Kirsten Kraiberg Knudsen

Searching for distant galaxies

Kirsten Kraiberg Knudsen− As a kid, I used to look up at the sky and the stars, and wonder what was out there. Even though being curious about many things, my interest in astronomy was the strongest and ultimately it became my career. Now I am trying to understand how galaxies like our own Milky Way emerged.
Kirsten Kraiberg Knudsen, assistant professor in astronomy, focuses her research on the formation and evolution of galaxies. More specifically, she studies distant galaxies in our 13.7 billion years old universe, looking back in time to understand what happened in the first few billion years after the big bang. Many such galaxies are the building blocks or early phases of the galaxies we see today. Galaxies are full of stars, and dust and gas. The gas and the dust are the ingredients for making new stars, and also planets and life. One of the goals of Kirsten’s research is to understand how galaxies grow.
Just recently an exciting discovery was made by Kirsten and the international team she works with. With the help of the Alma telescope in Chile, the world’s most sensitive mm-wavelength telescope, they detected one of the youngest and most distant galaxies that we know today, seen only 700 million years after the big bang. The big surprise was the large amount of dust emission that was detected from it. It has been believed that it takes long time to build up dust, since the majority of it comes from dying stars, but this galaxy evidently has progressed very rapidly.
Kirsten came to Chalmers in 2011 as an assistant professor in basic science. As a stepping stone, this position has enabled her to build her own research group based on funding from different places. In particular she considers herself fortunate being one of the first Wallenberg Academy Fellows – a fellowship for young leading scientists in fundamental research in Sweden. Basic science is fundamental to today’s technology, and Kirsten emphasizes that it is essential to society that resources are distributed to both basic and applied research.
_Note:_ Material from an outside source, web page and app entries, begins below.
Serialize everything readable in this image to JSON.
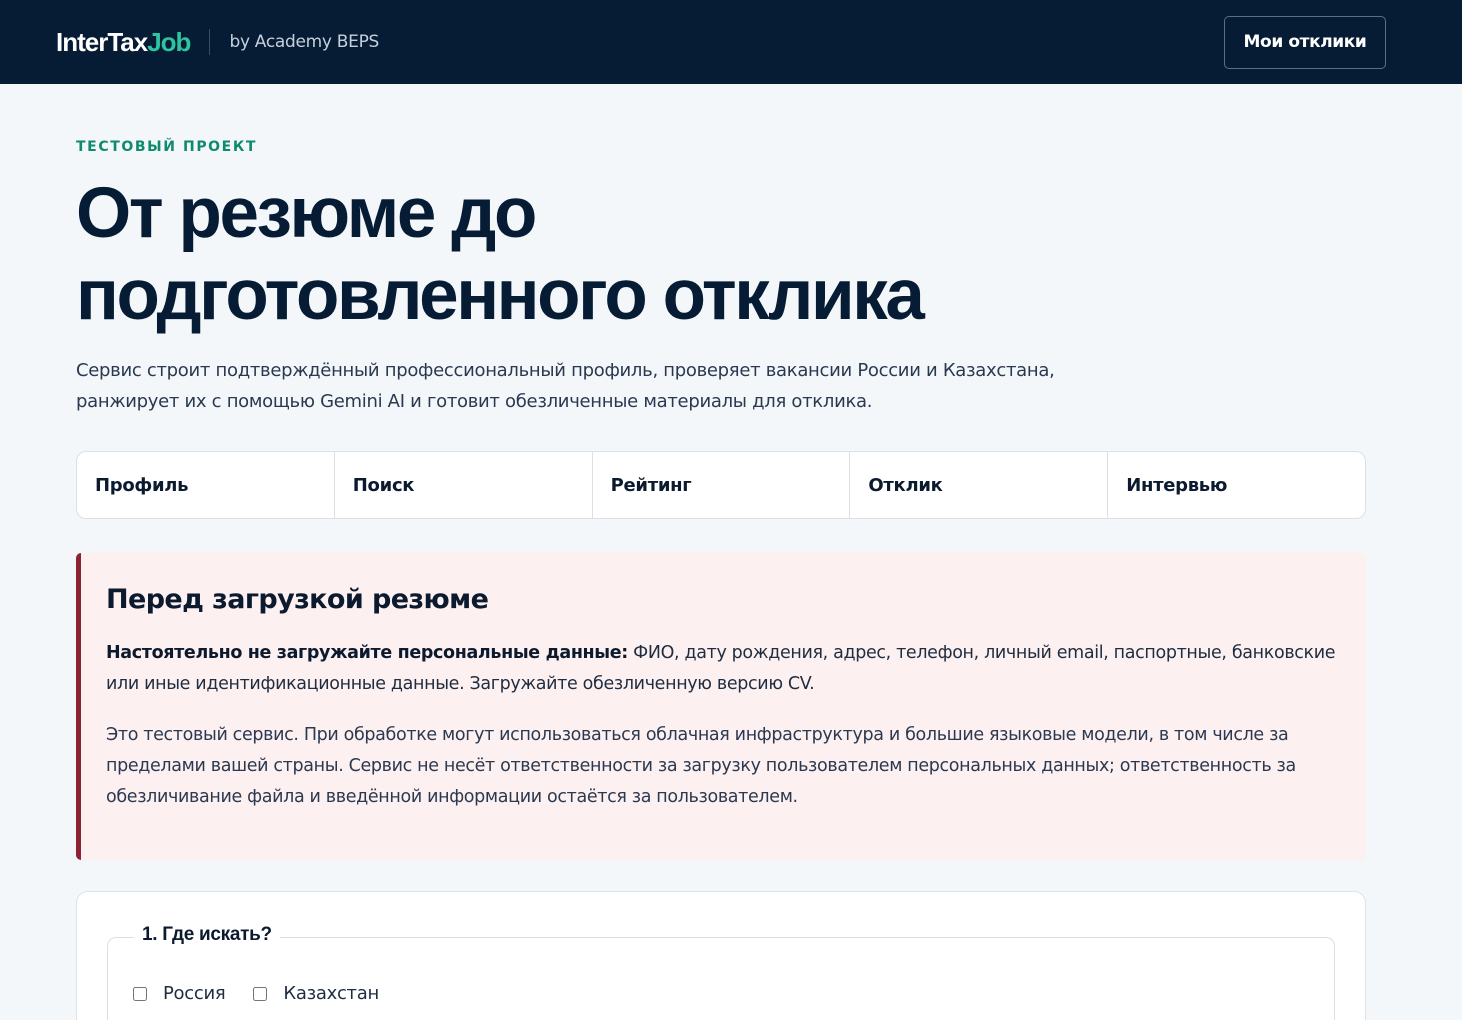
{
  "header": {
    "logo_main": "InterTax",
    "logo_accent": "Job",
    "tagline": "by Academy BEPS",
    "my_responses_label": "Мои отклики"
  },
  "hero": {
    "eyebrow": "ТЕСТОВЫЙ ПРОЕКТ",
    "title_line1": "От резюме до",
    "title_line2": "подготовленного отклика",
    "lead": "Сервис строит подтверждённый профессиональный профиль, проверяет вакансии России и Казахстана, ранжирует их с помощью Gemini AI и готовит обезличенные материалы для отклика."
  },
  "steps": [
    "Профиль",
    "Поиск",
    "Рейтинг",
    "Отклик",
    "Интервью"
  ],
  "warning": {
    "title": "Перед загрузкой резюме",
    "strong": "Настоятельно не загружайте персональные данные:",
    "p1_rest": " ФИО, дату рождения, адрес, телефон, личный email, паспортные, банковские или иные идентификационные данные. Загружайте обезличенную версию CV.",
    "p2": "Это тестовый сервис. При обработке могут использоваться облачная инфраструктура и большие языковые модели, в том числе за пределами вашей страны. Сервис не несёт ответственности за загрузку пользователем персональных данных; ответственность за обезличивание файла и введённой информации остаётся за пользователем."
  },
  "form": {
    "legend": "1. Где искать?",
    "countries": [
      "Россия",
      "Казахстан"
    ]
  },
  "colors": {
    "header_bg": "#061b34",
    "accent": "#2ec4a0",
    "eyebrow": "#0e8a6e",
    "warning_border": "#8b2332",
    "warning_bg": "#fdf0f0"
  }
}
−To the society the basic sciences are of vital importance, a lot of what we today take for granted is based on unexpected discoveries in for example physics, chemistry and medicine. It is crucial that decision makers recognize this and maintain the long-term view by funding basic science. It is this knowledge that prepares us for future challenges.
Universities, she thinks, need to drive fundamental science, just as the newly founded Centre for Advanced Studies is supposed to do. The universities provide a much better place for research driven by the need for knowledge and not by commercial needs. It is also important to keep in mind that technological development is parallel to basic science, and the feedback between those two is of mutual benefit, for example, the technology needed for large physics or astronomy experiments often results in spin-off products.
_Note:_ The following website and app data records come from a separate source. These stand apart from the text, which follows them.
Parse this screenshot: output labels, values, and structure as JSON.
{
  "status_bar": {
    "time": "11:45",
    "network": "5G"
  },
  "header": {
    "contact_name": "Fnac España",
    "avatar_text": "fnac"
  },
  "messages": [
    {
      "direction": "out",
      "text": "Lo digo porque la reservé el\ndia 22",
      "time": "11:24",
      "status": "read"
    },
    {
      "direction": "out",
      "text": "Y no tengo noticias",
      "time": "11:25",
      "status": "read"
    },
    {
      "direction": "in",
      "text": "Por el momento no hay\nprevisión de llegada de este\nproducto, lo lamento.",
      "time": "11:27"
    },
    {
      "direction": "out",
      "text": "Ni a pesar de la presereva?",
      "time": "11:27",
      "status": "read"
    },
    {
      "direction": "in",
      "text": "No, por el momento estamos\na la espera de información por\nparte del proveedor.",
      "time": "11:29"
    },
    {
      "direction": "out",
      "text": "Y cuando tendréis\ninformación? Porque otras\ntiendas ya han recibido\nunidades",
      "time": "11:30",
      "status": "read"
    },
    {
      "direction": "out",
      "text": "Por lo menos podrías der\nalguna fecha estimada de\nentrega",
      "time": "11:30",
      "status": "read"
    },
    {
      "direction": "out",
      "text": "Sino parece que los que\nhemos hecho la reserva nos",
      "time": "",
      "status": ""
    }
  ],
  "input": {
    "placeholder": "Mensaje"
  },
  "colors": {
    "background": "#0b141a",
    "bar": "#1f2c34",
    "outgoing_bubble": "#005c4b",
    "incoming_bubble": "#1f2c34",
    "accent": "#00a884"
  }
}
− Basic sciences need to be much more visible. It is important to have a voice in science politics and be able to influence. The outcome of our work, the product, is knowledge. We need to inspire and stimulate the younger generation, in fact we need to inspire everybody. With modern means of communication, information spreads very quickly, but it is a major challenge to ensure that knowledge is built and maintained.

Published: Fri 10 Apr 2015. Modified: Wed 10 Feb 2016